By Punit Mishra
It was with much fanfare that on July 18 last year, the Centre announced the setting up of 1,023 fast-track courts (FTCs) to clear all pending rape and Protection of Children from Sexual Offences (POCSO) cases. The centre took the decision after it, some say belatedly, woke up to the alarming increase in the number of cases across the country, especially of girls aged 12 and below.
While state statements waxed eloquent welcoming the centre’s decision to act tough, the sad fact remains that very few states have actually committed to setting up of the FTCs. Data collated by India Legal show only a handful of states such as Odisha, Uttar Pradesh, Delhi, Assam, Goa, Kerala and Andhra have committed to the setting up of FTCs while a majority of the states have turned a blind idea to the proposal. Most of the states that have chosen to sit on the matter happen to be ruled by the BJP.
As per the data collated, Odisha has proposed the setting up of 45 FTCs, Delhi 18, Goa 3. Kerala, the state with the highest per capita rape rate have proposed 57 while Uttar Pradesh has proposed maximum number of FTCs at 218. That takes the total to 314, far less than the 1,023 that the centre had grandiloquently announced last year. This throws up the important question: will it make any difference in decreasing pendency in rape and POCSO cases as has been claimed by the Centre.
It maybe noted that the Centre, when proposed setting up of 1,023 FTCs, had claimed that 18 states have come on board for the proposal. These included Tripura, Maharashtra, West Bengal, Jharkhand, Andhra Pradesh, Meghalaya, Bihar, Manipur, Madhya Pradesh, Karnataka, Mizoram, Goa, Chattisgarh, Uttarakhand, Rajasthan, Tamil Nadu, Assam and Haryana. Many of these are turning a deaf ear.

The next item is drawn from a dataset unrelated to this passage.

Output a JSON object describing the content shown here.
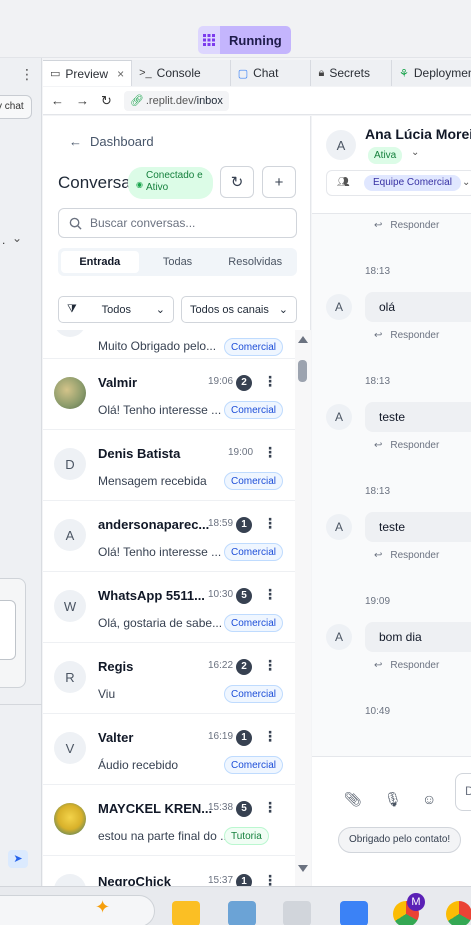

Union Women and Child Development Minister Smriti Irani while replying to a Rajya Sabha debate on POCSO amendment said: “Recognising that justice delayed is justice denied, the government has sanctioned 1023 fast track courts, particularly to be made for dispensing cases which were pending under POCSO.”
She had further said: “The government reached out to each state and 18 states have consented to set up this court. We have ensured that an expenditure of Rs 767 crore of which the government of India support would be Rs 474 crore is now given so that these fast-track courts are established within the limited time frame of 2019-2021.” But the reality on the ground negates the claims as made by the minister that 18 states have committed to the proposal.
More so, the data also contests claims of the Union Law Minister Ravi Shankar Prasad who recently said that the law ministry plans to clear backlog pertaining to rape and POCSO in just one year with FTCs. But it is highly unlikely to achieve these targets with little co-operation from the states.
So, it is incumbent on the states to use their fund which has been earmarked to set up FTCs and also on Centre to ensure the setting up of FTCs otherwise the pendency in rape and POCSO will increase.